Bain Capital recently sold Blue Coat Systems to Symantec for $4.65bn or almost twice the $2.4bn it paid for the more than occasionally controversial network security and performance optimisation firm last year. The Blue Coat example provides no assurance of repeat success elsewhere and the suspicion is that fundraising and the prospect for a quick turnaround sale right now are poorer than they were either last year or the year before. The market may have peaked or at least flattened out.
In any case, the sale of Intel Security would represent the biggest security business sale to date, so it might take a consortium of private equity backers to support.
Intel as a whole has been hard hit by the declining PC market. Recently the IT giant announced plans to shed 12,000 jobs as part of plans to refocus its business around chips for cloud computing.
When it bought McAfee back in 2010, the plan was to embed cyber-security functionality into chips. At the time Intel bosses said they wanted to make security a third pillar of computing alongside energy efficiency and connectivity.
Intel planned to embed security in a much greater range of devices - everything from smartphones to TVs and cash machines. The McAfee business it bought was split between consumer and enterprise security software and translating competencies into something that offered security in hardware and at level of chips and components was always going to be a big ask.

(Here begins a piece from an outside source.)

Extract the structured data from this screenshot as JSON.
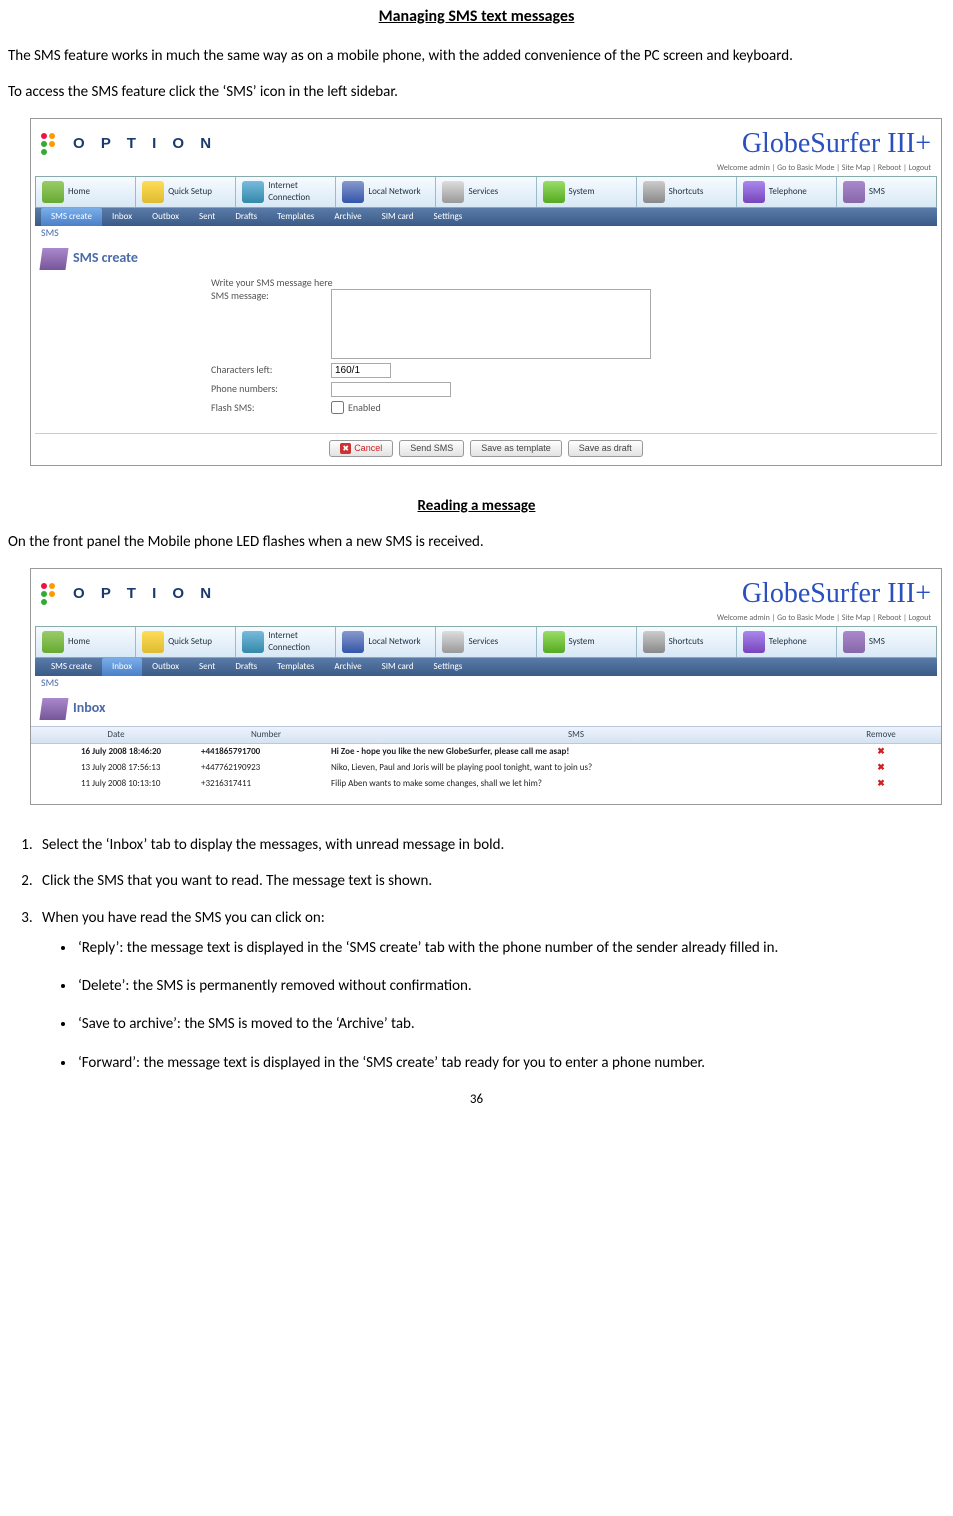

Irrespective of how technically brilliant Intel’s engineers were a shift in the security eco-system needed to happen to make the plan live.
Detractors - and there were many even in the immediate aftermath of the deal - argued that Intel paid an awful lot for a company with no obvious core chip-making synergy.
In any case, Intel’s strategy never really came to fruition, partly because the shift to mobility and cloud computing as well as changes in the threat landscape (APTs, Snowden-inspired enterprise confidentiality concerns etc). Security Internet of Things devices alongside Big Data analytics in the enterprise have become cyber security hotspots. ®